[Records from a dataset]
★ ★ ★ ★ ★ ★ ★
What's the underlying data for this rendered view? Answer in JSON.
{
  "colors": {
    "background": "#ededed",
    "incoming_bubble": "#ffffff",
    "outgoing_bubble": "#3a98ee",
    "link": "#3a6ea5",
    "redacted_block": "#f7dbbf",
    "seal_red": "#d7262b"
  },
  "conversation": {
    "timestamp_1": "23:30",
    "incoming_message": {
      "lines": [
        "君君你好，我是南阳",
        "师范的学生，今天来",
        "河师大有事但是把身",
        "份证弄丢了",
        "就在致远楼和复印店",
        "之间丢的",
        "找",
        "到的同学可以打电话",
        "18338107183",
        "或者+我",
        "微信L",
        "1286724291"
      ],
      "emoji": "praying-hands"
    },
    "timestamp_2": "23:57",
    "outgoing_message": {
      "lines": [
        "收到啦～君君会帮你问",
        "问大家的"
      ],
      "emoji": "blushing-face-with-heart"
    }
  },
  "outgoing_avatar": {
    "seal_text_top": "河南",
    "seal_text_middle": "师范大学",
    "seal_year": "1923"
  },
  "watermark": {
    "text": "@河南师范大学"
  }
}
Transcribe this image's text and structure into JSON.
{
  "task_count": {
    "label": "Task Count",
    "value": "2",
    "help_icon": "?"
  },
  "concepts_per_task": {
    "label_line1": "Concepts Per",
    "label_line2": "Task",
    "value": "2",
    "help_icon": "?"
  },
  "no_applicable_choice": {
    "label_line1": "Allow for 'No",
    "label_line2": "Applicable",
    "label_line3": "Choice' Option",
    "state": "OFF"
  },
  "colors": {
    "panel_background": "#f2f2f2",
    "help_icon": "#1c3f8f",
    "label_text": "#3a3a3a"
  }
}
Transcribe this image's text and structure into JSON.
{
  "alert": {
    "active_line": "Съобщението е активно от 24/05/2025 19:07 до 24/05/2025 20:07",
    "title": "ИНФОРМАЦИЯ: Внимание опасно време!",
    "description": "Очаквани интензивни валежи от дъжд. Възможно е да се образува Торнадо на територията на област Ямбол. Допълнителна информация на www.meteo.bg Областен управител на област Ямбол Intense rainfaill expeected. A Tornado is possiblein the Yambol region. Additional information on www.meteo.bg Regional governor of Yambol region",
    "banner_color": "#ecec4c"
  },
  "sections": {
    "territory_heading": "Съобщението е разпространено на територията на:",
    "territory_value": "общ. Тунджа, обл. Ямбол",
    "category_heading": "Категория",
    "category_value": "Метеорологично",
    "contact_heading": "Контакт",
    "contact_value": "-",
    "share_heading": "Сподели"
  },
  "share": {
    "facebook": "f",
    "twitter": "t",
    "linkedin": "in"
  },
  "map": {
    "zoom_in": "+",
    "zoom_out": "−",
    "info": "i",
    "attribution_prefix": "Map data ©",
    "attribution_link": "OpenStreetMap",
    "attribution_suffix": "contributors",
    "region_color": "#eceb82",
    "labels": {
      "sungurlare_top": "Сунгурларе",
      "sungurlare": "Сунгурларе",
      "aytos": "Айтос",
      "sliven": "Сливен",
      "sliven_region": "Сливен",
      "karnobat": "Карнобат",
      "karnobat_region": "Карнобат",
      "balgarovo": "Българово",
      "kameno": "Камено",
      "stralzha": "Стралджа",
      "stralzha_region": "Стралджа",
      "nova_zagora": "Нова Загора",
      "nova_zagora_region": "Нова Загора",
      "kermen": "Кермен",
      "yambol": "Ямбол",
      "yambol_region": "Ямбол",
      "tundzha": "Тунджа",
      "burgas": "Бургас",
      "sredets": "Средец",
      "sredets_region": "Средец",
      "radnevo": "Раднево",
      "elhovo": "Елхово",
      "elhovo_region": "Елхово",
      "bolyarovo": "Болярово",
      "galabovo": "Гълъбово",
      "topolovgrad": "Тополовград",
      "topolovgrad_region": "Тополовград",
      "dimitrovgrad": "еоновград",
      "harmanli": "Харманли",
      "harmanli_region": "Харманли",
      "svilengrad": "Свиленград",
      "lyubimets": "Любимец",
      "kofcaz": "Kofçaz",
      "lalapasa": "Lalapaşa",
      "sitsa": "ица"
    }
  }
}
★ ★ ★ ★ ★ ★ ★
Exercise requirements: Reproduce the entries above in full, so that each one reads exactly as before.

Written answer:
What's the underlying data for this rendered view? Answer in JSON.
{
  "colors": {
    "background": "#ededed",
    "incoming_bubble": "#ffffff",
    "outgoing_bubble": "#3a98ee",
    "link": "#3a6ea5",
    "redacted_block": "#f7dbbf",
    "seal_red": "#d7262b"
  },
  "conversation": {
    "timestamp_1": "23:30",
    "incoming_message": {
      "lines": [
        "君君你好，我是南阳",
        "师范的学生，今天来",
        "河师大有事但是把身",
        "份证弄丢了",
        "就在致远楼和复印店",
        "之间丢的",
        "找",
        "到的同学可以打电话",
        "18338107183",
        "或者+我",
        "微信L",
        "1286724291"
      ],
      "emoji": "praying-hands"
    },
    "timestamp_2": "23:57",
    "outgoing_message": {
      "lines": [
        "收到啦～君君会帮你问",
        "问大家的"
      ],
      "emoji": "blushing-face-with-heart"
    }
  },
  "outgoing_avatar": {
    "seal_text_top": "河南",
    "seal_text_middle": "师范大学",
    "seal_year": "1923"
  },
  "watermark": {
    "text": "@河南师范大学"
  }
}
Transcribe this image's text and structure into JSON.
{
  "task_count": {
    "label": "Task Count",
    "value": "2",
    "help_icon": "?"
  },
  "concepts_per_task": {
    "label_line1": "Concepts Per",
    "label_line2": "Task",
    "value": "2",
    "help_icon": "?"
  },
  "no_applicable_choice": {
    "label_line1": "Allow for 'No",
    "label_line2": "Applicable",
    "label_line3": "Choice' Option",
    "state": "OFF"
  },
  "colors": {
    "panel_background": "#f2f2f2",
    "help_icon": "#1c3f8f",
    "label_text": "#3a3a3a"
  }
}
Transcribe this image's text and structure into JSON.
{
  "alert": {
    "active_line": "Съобщението е активно от 24/05/2025 19:07 до 24/05/2025 20:07",
    "title": "ИНФОРМАЦИЯ: Внимание опасно време!",
    "description": "Очаквани интензивни валежи от дъжд. Възможно е да се образува Торнадо на територията на област Ямбол. Допълнителна информация на www.meteo.bg Областен управител на област Ямбол Intense rainfaill expeected. A Tornado is possiblein the Yambol region. Additional information on www.meteo.bg Regional governor of Yambol region",
    "banner_color": "#ecec4c"
  },
  "sections": {
    "territory_heading": "Съобщението е разпространено на територията на:",
    "territory_value": "общ. Тунджа, обл. Ямбол",
    "category_heading": "Категория",
    "category_value": "Метеорологично",
    "contact_heading": "Контакт",
    "contact_value": "-",
    "share_heading": "Сподели"
  },
  "share": {
    "facebook": "f",
    "twitter": "t",
    "linkedin": "in"
  },
  "map": {
    "zoom_in": "+",
    "zoom_out": "−",
    "info": "i",
    "attribution_prefix": "Map data ©",
    "attribution_link": "OpenStreetMap",
    "attribution_suffix": "contributors",
    "region_color": "#eceb82",
    "labels": {
      "sungurlare_top": "Сунгурларе",
      "sungurlare": "Сунгурларе",
      "aytos": "Айтос",
      "sliven": "Сливен",
      "sliven_region": "Сливен",
      "karnobat": "Карнобат",
      "karnobat_region": "Карнобат",
      "balgarovo": "Българово",
      "kameno": "Камено",
      "stralzha": "Стралджа",
      "stralzha_region": "Стралджа",
      "nova_zagora": "Нова Загора",
      "nova_zagora_region": "Нова Загора",
      "kermen": "Кермен",
      "yambol": "Ямбол",
      "yambol_region": "Ямбол",
      "tundzha": "Тунджа",
      "burgas": "Бургас",
      "sredets": "Средец",
      "sredets_region": "Средец",
      "radnevo": "Раднево",
      "elhovo": "Елхово",
      "elhovo_region": "Елхово",
      "bolyarovo": "Болярово",
      "galabovo": "Гълъбово",
      "topolovgrad": "Тополовград",
      "topolovgrad_region": "Тополовград",
      "dimitrovgrad": "еоновград",
      "harmanli": "Харманли",
      "harmanli_region": "Харманли",
      "svilengrad": "Свиленград",
      "lyubimets": "Любимец",
      "kofcaz": "Kofçaz",
      "lalapasa": "Lalapaşa",
      "sitsa": "ица"
    }
  }
}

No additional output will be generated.